*** Opening of Task data ***

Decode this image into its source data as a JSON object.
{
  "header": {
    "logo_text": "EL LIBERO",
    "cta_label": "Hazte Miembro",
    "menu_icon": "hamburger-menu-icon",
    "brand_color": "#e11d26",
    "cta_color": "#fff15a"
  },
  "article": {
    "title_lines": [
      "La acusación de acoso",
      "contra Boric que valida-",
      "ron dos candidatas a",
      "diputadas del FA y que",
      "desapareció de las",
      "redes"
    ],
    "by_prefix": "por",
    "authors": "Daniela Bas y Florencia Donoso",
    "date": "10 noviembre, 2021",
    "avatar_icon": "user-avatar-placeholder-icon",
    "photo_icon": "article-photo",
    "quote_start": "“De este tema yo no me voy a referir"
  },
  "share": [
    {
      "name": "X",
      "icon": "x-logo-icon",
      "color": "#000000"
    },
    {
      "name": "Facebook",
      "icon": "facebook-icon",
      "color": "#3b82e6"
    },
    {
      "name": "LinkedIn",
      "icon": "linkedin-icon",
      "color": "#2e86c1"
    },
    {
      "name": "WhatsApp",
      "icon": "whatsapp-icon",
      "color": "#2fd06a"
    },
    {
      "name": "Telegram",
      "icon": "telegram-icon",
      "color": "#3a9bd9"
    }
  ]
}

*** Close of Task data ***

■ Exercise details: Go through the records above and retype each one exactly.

■ Exercise answer:
Decode this image into its source data as a JSON object.
{
  "header": {
    "logo_text": "EL LIBERO",
    "cta_label": "Hazte Miembro",
    "menu_icon": "hamburger-menu-icon",
    "brand_color": "#e11d26",
    "cta_color": "#fff15a"
  },
  "article": {
    "title_lines": [
      "La acusación de acoso",
      "contra Boric que valida-",
      "ron dos candidatas a",
      "diputadas del FA y que",
      "desapareció de las",
      "redes"
    ],
    "by_prefix": "por",
    "authors": "Daniela Bas y Florencia Donoso",
    "date": "10 noviembre, 2021",
    "avatar_icon": "user-avatar-placeholder-icon",
    "photo_icon": "article-photo",
    "quote_start": "“De este tema yo no me voy a referir"
  },
  "share": [
    {
      "name": "X",
      "icon": "x-logo-icon",
      "color": "#000000"
    },
    {
      "name": "Facebook",
      "icon": "facebook-icon",
      "color": "#3b82e6"
    },
    {
      "name": "LinkedIn",
      "icon": "linkedin-icon",
      "color": "#2e86c1"
    },
    {
      "name": "WhatsApp",
      "icon": "whatsapp-icon",
      "color": "#2fd06a"
    },
    {
      "name": "Telegram",
      "icon": "telegram-icon",
      "color": "#3a9bd9"
    }
  ]
}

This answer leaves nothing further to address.